● **AVAILABLE DATA**
Content starts
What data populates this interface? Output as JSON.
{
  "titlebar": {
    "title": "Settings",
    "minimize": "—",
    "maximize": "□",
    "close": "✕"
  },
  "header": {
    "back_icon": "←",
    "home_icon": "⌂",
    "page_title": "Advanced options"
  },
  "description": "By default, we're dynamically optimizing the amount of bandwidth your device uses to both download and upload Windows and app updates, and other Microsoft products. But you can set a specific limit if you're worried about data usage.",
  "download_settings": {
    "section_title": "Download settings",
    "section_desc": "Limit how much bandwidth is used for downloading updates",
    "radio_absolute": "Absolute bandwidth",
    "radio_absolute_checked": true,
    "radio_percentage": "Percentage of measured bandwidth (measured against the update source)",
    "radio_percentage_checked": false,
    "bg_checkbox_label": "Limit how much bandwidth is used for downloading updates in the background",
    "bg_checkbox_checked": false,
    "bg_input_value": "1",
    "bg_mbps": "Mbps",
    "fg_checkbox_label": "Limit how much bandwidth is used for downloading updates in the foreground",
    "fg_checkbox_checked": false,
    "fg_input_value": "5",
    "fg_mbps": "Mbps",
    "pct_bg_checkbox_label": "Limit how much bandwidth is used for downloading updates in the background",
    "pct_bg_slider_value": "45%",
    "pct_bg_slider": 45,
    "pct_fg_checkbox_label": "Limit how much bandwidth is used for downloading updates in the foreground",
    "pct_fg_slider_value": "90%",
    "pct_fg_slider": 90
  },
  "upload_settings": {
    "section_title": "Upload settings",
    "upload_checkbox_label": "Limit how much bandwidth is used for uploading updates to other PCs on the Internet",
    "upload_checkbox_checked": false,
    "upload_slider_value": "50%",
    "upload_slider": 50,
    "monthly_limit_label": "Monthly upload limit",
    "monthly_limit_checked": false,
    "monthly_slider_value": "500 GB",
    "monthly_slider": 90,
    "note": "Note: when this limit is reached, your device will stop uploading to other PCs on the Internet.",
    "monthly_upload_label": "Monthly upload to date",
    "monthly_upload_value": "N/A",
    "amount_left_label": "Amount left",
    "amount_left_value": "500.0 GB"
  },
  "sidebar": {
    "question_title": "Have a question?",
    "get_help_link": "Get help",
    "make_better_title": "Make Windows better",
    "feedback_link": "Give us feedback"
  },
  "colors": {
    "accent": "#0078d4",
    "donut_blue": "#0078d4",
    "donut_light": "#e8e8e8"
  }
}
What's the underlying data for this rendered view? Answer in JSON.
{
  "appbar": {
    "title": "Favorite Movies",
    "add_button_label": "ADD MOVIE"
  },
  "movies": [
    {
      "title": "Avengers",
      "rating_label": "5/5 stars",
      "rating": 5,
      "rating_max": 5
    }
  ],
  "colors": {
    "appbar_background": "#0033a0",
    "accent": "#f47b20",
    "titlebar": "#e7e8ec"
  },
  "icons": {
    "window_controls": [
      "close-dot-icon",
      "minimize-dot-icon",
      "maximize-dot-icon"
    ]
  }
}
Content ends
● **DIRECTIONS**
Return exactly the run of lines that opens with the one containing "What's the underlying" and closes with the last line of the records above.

● **OUTPUT**
What's the underlying data for this rendered view? Answer in JSON.
{
  "appbar": {
    "title": "Favorite Movies",
    "add_button_label": "ADD MOVIE"
  },
  "movies": [
    {
      "title": "Avengers",
      "rating_label": "5/5 stars",
      "rating": 5,
      "rating_max": 5
    }
  ],
  "colors": {
    "appbar_background": "#0033a0",
    "accent": "#f47b20",
    "titlebar": "#e7e8ec"
  },
  "icons": {
    "window_controls": [
      "close-dot-icon",
      "minimize-dot-icon",
      "maximize-dot-icon"
    ]
  }
}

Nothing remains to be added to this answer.